WHAT IS REQUIRED — Please output the entries below without altering a single character.

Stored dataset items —

▬▬▬▬▬▬

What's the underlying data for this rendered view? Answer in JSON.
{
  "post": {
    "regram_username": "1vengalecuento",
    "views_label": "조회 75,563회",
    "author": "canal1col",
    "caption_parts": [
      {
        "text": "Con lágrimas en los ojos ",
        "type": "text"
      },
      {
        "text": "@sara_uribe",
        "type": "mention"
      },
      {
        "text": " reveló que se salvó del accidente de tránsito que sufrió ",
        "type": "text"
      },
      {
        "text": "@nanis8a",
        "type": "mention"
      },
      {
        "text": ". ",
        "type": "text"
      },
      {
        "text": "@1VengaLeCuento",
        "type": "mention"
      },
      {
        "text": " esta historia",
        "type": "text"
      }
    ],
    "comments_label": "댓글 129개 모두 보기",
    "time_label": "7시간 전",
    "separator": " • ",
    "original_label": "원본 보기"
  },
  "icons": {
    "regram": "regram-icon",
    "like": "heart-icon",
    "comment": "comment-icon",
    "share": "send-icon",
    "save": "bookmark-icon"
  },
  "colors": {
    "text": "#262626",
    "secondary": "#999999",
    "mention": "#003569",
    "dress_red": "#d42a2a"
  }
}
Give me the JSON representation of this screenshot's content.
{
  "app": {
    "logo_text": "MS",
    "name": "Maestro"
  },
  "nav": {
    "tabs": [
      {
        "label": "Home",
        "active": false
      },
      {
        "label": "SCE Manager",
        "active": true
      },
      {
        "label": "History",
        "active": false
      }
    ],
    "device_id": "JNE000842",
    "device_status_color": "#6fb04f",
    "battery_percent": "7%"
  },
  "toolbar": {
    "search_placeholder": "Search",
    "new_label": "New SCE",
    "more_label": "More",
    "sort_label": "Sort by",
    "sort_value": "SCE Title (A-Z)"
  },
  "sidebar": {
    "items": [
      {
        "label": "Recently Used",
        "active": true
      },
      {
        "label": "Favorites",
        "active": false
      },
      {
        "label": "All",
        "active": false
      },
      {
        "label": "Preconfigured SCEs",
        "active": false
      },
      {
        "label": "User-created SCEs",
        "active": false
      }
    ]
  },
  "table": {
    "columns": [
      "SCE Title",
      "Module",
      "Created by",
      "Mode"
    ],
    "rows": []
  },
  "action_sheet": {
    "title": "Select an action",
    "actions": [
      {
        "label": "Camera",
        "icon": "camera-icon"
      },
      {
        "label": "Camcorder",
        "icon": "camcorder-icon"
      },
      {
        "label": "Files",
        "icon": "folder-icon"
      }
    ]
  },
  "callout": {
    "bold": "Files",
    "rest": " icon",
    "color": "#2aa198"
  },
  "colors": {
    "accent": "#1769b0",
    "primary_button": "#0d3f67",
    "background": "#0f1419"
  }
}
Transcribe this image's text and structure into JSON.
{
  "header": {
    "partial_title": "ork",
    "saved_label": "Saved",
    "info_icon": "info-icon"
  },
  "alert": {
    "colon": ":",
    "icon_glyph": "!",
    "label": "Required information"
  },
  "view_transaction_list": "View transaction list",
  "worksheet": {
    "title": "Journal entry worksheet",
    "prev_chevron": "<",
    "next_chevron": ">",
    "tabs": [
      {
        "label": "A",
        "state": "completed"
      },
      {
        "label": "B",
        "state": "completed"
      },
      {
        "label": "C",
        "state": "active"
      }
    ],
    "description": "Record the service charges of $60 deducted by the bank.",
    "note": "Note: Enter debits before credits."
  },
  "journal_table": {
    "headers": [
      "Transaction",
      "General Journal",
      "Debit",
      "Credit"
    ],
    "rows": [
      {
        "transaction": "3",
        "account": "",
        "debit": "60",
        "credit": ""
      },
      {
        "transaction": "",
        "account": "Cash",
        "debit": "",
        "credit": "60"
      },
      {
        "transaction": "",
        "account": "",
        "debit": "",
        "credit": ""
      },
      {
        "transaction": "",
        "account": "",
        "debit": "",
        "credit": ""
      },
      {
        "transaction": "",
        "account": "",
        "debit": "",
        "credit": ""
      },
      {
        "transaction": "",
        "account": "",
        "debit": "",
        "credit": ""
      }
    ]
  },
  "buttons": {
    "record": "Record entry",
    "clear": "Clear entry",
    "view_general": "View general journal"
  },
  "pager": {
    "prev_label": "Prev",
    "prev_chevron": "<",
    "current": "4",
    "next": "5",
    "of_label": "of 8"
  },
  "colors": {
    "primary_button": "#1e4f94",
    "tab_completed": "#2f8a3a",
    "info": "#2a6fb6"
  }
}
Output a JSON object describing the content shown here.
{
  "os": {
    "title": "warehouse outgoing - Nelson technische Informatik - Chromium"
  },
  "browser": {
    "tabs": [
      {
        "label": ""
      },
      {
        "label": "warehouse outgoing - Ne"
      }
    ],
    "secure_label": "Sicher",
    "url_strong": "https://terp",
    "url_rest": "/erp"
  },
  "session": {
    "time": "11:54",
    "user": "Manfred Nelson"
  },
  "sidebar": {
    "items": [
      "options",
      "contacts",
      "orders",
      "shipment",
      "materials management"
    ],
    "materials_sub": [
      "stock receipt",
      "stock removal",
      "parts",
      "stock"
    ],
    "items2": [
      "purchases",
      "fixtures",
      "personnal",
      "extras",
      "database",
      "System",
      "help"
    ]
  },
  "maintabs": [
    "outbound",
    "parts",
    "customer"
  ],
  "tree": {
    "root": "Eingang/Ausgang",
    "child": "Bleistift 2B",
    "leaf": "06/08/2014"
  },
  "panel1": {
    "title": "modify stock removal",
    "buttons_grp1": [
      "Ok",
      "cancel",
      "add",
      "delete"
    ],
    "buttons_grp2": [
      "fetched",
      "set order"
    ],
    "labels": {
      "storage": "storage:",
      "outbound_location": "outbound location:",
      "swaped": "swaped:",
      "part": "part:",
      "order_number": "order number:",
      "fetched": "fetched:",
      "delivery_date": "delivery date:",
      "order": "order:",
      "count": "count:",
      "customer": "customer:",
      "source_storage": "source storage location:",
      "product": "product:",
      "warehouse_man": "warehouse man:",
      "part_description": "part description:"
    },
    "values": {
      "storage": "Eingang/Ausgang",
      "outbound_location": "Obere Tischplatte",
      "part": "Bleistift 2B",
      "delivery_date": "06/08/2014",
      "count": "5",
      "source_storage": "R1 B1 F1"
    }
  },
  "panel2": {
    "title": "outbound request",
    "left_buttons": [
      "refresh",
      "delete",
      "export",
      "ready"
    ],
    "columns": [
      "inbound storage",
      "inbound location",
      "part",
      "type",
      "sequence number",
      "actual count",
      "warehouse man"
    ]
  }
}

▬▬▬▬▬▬

EXERCISE ANSWER —
What's the underlying data for this rendered view? Answer in JSON.
{
  "post": {
    "regram_username": "1vengalecuento",
    "views_label": "조회 75,563회",
    "author": "canal1col",
    "caption_parts": [
      {
        "text": "Con lágrimas en los ojos ",
        "type": "text"
      },
      {
        "text": "@sara_uribe",
        "type": "mention"
      },
      {
        "text": " reveló que se salvó del accidente de tránsito que sufrió ",
        "type": "text"
      },
      {
        "text": "@nanis8a",
        "type": "mention"
      },
      {
        "text": ". ",
        "type": "text"
      },
      {
        "text": "@1VengaLeCuento",
        "type": "mention"
      },
      {
        "text": " esta historia",
        "type": "text"
      }
    ],
    "comments_label": "댓글 129개 모두 보기",
    "time_label": "7시간 전",
    "separator": " • ",
    "original_label": "원본 보기"
  },
  "icons": {
    "regram": "regram-icon",
    "like": "heart-icon",
    "comment": "comment-icon",
    "share": "send-icon",
    "save": "bookmark-icon"
  },
  "colors": {
    "text": "#262626",
    "secondary": "#999999",
    "mention": "#003569",
    "dress_red": "#d42a2a"
  }
}
Give me the JSON representation of this screenshot's content.
{
  "app": {
    "logo_text": "MS",
    "name": "Maestro"
  },
  "nav": {
    "tabs": [
      {
        "label": "Home",
        "active": false
      },
      {
        "label": "SCE Manager",
        "active": true
      },
      {
        "label": "History",
        "active": false
      }
    ],
    "device_id": "JNE000842",
    "device_status_color": "#6fb04f",
    "battery_percent": "7%"
  },
  "toolbar": {
    "search_placeholder": "Search",
    "new_label": "New SCE",
    "more_label": "More",
    "sort_label": "Sort by",
    "sort_value": "SCE Title (A-Z)"
  },
  "sidebar": {
    "items": [
      {
        "label": "Recently Used",
        "active": true
      },
      {
        "label": "Favorites",
        "active": false
      },
      {
        "label": "All",
        "active": false
      },
      {
        "label": "Preconfigured SCEs",
        "active": false
      },
      {
        "label": "User-created SCEs",
        "active": false
      }
    ]
  },
  "table": {
    "columns": [
      "SCE Title",
      "Module",
      "Created by",
      "Mode"
    ],
    "rows": []
  },
  "action_sheet": {
    "title": "Select an action",
    "actions": [
      {
        "label": "Camera",
        "icon": "camera-icon"
      },
      {
        "label": "Camcorder",
        "icon": "camcorder-icon"
      },
      {
        "label": "Files",
        "icon": "folder-icon"
      }
    ]
  },
  "callout": {
    "bold": "Files",
    "rest": " icon",
    "color": "#2aa198"
  },
  "colors": {
    "accent": "#1769b0",
    "primary_button": "#0d3f67",
    "background": "#0f1419"
  }
}
Transcribe this image's text and structure into JSON.
{
  "header": {
    "partial_title": "ork",
    "saved_label": "Saved",
    "info_icon": "info-icon"
  },
  "alert": {
    "colon": ":",
    "icon_glyph": "!",
    "label": "Required information"
  },
  "view_transaction_list": "View transaction list",
  "worksheet": {
    "title": "Journal entry worksheet",
    "prev_chevron": "<",
    "next_chevron": ">",
    "tabs": [
      {
        "label": "A",
        "state": "completed"
      },
      {
        "label": "B",
        "state": "completed"
      },
      {
        "label": "C",
        "state": "active"
      }
    ],
    "description": "Record the service charges of $60 deducted by the bank.",
    "note": "Note: Enter debits before credits."
  },
  "journal_table": {
    "headers": [
      "Transaction",
      "General Journal",
      "Debit",
      "Credit"
    ],
    "rows": [
      {
        "transaction": "3",
        "account": "",
        "debit": "60",
        "credit": ""
      },
      {
        "transaction": "",
        "account": "Cash",
        "debit": "",
        "credit": "60"
      },
      {
        "transaction": "",
        "account": "",
        "debit": "",
        "credit": ""
      },
      {
        "transaction": "",
        "account": "",
        "debit": "",
        "credit": ""
      },
      {
        "transaction": "",
        "account": "",
        "debit": "",
        "credit": ""
      },
      {
        "transaction": "",
        "account": "",
        "debit": "",
        "credit": ""
      }
    ]
  },
  "buttons": {
    "record": "Record entry",
    "clear": "Clear entry",
    "view_general": "View general journal"
  },
  "pager": {
    "prev_label": "Prev",
    "prev_chevron": "<",
    "current": "4",
    "next": "5",
    "of_label": "of 8"
  },
  "colors": {
    "primary_button": "#1e4f94",
    "tab_completed": "#2f8a3a",
    "info": "#2a6fb6"
  }
}
Output a JSON object describing the content shown here.
{
  "os": {
    "title": "warehouse outgoing - Nelson technische Informatik - Chromium"
  },
  "browser": {
    "tabs": [
      {
        "label": ""
      },
      {
        "label": "warehouse outgoing - Ne"
      }
    ],
    "secure_label": "Sicher",
    "url_strong": "https://terp",
    "url_rest": "/erp"
  },
  "session": {
    "time": "11:54",
    "user": "Manfred Nelson"
  },
  "sidebar": {
    "items": [
      "options",
      "contacts",
      "orders",
      "shipment",
      "materials management"
    ],
    "materials_sub": [
      "stock receipt",
      "stock removal",
      "parts",
      "stock"
    ],
    "items2": [
      "purchases",
      "fixtures",
      "personnal",
      "extras",
      "database",
      "System",
      "help"
    ]
  },
  "maintabs": [
    "outbound",
    "parts",
    "customer"
  ],
  "tree": {
    "root": "Eingang/Ausgang",
    "child": "Bleistift 2B",
    "leaf": "06/08/2014"
  },
  "panel1": {
    "title": "modify stock removal",
    "buttons_grp1": [
      "Ok",
      "cancel",
      "add",
      "delete"
    ],
    "buttons_grp2": [
      "fetched",
      "set order"
    ],
    "labels": {
      "storage": "storage:",
      "outbound_location": "outbound location:",
      "swaped": "swaped:",
      "part": "part:",
      "order_number": "order number:",
      "fetched": "fetched:",
      "delivery_date": "delivery date:",
      "order": "order:",
      "count": "count:",
      "customer": "customer:",
      "source_storage": "source storage location:",
      "product": "product:",
      "warehouse_man": "warehouse man:",
      "part_description": "part description:"
    },
    "values": {
      "storage": "Eingang/Ausgang",
      "outbound_location": "Obere Tischplatte",
      "part": "Bleistift 2B",
      "delivery_date": "06/08/2014",
      "count": "5",
      "source_storage": "R1 B1 F1"
    }
  },
  "panel2": {
    "title": "outbound request",
    "left_buttons": [
      "refresh",
      "delete",
      "export",
      "ready"
    ],
    "columns": [
      "inbound storage",
      "inbound location",
      "part",
      "type",
      "sequence number",
      "actual count",
      "warehouse man"
    ]
  }
}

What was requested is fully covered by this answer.